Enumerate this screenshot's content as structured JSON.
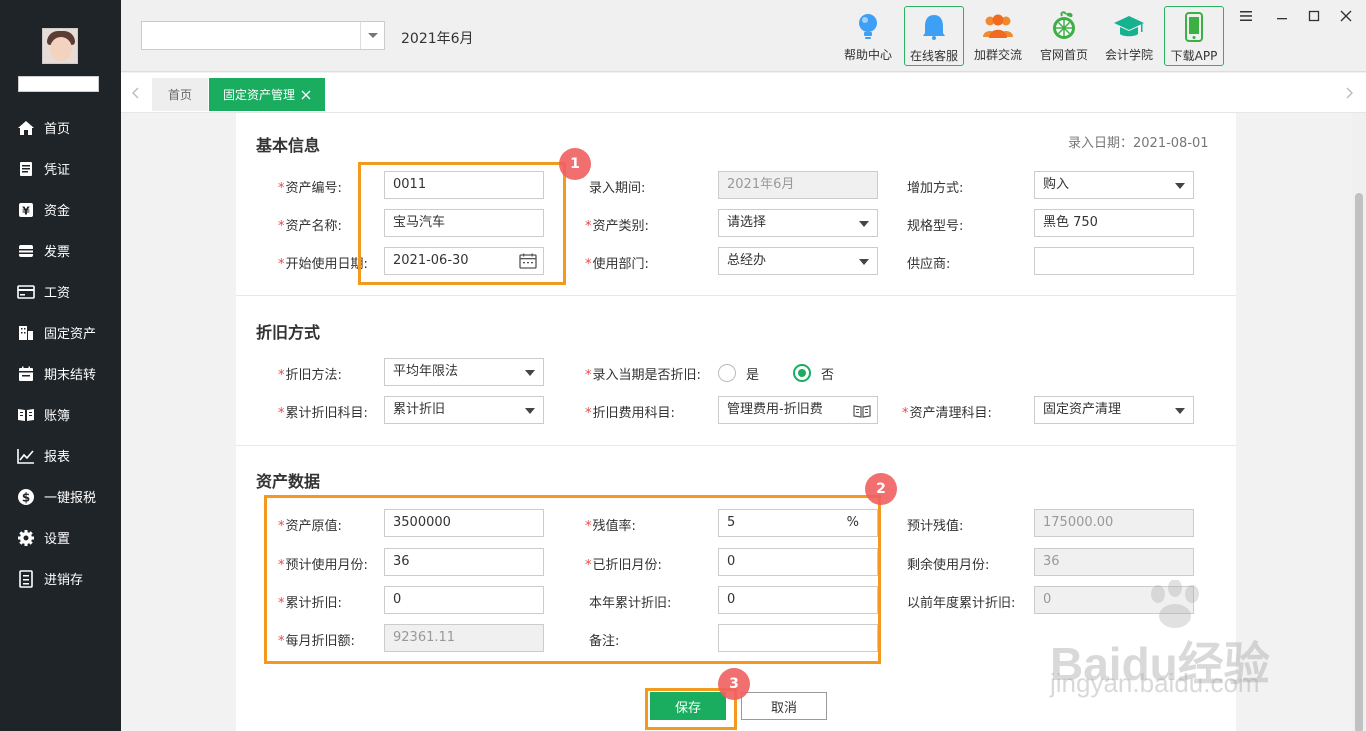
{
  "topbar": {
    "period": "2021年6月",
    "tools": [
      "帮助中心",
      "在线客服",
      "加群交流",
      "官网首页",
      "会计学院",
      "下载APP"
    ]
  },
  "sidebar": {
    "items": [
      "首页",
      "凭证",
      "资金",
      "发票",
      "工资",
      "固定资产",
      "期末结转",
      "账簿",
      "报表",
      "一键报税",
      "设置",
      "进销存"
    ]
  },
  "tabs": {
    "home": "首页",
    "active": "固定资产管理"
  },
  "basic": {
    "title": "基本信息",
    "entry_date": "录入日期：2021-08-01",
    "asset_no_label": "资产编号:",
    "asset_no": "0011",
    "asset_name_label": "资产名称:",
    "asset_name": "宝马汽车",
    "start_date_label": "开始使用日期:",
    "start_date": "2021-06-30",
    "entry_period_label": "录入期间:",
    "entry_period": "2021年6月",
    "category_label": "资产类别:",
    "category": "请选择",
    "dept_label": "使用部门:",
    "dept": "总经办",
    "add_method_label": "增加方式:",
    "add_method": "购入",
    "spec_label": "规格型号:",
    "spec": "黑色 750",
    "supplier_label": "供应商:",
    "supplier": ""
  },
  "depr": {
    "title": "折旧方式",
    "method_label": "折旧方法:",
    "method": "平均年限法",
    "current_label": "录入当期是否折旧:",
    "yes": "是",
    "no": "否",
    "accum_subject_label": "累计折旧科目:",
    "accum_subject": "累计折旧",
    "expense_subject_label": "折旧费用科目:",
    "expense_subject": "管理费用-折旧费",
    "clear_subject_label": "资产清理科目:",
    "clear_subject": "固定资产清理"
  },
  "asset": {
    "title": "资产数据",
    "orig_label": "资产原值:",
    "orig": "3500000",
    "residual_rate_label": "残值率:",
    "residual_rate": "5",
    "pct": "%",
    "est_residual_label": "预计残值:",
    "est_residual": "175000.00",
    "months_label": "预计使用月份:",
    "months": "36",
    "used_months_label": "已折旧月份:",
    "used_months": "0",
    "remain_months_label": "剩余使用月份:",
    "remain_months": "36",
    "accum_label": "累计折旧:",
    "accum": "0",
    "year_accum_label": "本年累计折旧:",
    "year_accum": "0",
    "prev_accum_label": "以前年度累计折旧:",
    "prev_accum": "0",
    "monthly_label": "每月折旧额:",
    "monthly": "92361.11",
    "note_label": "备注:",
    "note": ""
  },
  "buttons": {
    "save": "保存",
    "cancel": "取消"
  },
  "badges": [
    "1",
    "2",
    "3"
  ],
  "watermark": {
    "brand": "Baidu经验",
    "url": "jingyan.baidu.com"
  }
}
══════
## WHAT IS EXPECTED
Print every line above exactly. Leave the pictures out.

## RESULT FOR THIS TASK
Enumerate this screenshot's content as structured JSON.
{
  "topbar": {
    "period": "2021年6月",
    "tools": [
      "帮助中心",
      "在线客服",
      "加群交流",
      "官网首页",
      "会计学院",
      "下载APP"
    ]
  },
  "sidebar": {
    "items": [
      "首页",
      "凭证",
      "资金",
      "发票",
      "工资",
      "固定资产",
      "期末结转",
      "账簿",
      "报表",
      "一键报税",
      "设置",
      "进销存"
    ]
  },
  "tabs": {
    "home": "首页",
    "active": "固定资产管理"
  },
  "basic": {
    "title": "基本信息",
    "entry_date": "录入日期：2021-08-01",
    "asset_no_label": "资产编号:",
    "asset_no": "0011",
    "asset_name_label": "资产名称:",
    "asset_name": "宝马汽车",
    "start_date_label": "开始使用日期:",
    "start_date": "2021-06-30",
    "entry_period_label": "录入期间:",
    "entry_period": "2021年6月",
    "category_label": "资产类别:",
    "category": "请选择",
    "dept_label": "使用部门:",
    "dept": "总经办",
    "add_method_label": "增加方式:",
    "add_method": "购入",
    "spec_label": "规格型号:",
    "spec": "黑色 750",
    "supplier_label": "供应商:",
    "supplier": ""
  },
  "depr": {
    "title": "折旧方式",
    "method_label": "折旧方法:",
    "method": "平均年限法",
    "current_label": "录入当期是否折旧:",
    "yes": "是",
    "no": "否",
    "accum_subject_label": "累计折旧科目:",
    "accum_subject": "累计折旧",
    "expense_subject_label": "折旧费用科目:",
    "expense_subject": "管理费用-折旧费",
    "clear_subject_label": "资产清理科目:",
    "clear_subject": "固定资产清理"
  },
  "asset": {
    "title": "资产数据",
    "orig_label": "资产原值:",
    "orig": "3500000",
    "residual_rate_label": "残值率:",
    "residual_rate": "5",
    "pct": "%",
    "est_residual_label": "预计残值:",
    "est_residual": "175000.00",
    "months_label": "预计使用月份:",
    "months": "36",
    "used_months_label": "已折旧月份:",
    "used_months": "0",
    "remain_months_label": "剩余使用月份:",
    "remain_months": "36",
    "accum_label": "累计折旧:",
    "accum": "0",
    "year_accum_label": "本年累计折旧:",
    "year_accum": "0",
    "prev_accum_label": "以前年度累计折旧:",
    "prev_accum": "0",
    "monthly_label": "每月折旧额:",
    "monthly": "92361.11",
    "note_label": "备注:",
    "note": ""
  },
  "buttons": {
    "save": "保存",
    "cancel": "取消"
  },
  "badges": [
    "1",
    "2",
    "3"
  ],
  "watermark": {
    "brand": "Baidu经验",
    "url": "jingyan.baidu.com"
  }
}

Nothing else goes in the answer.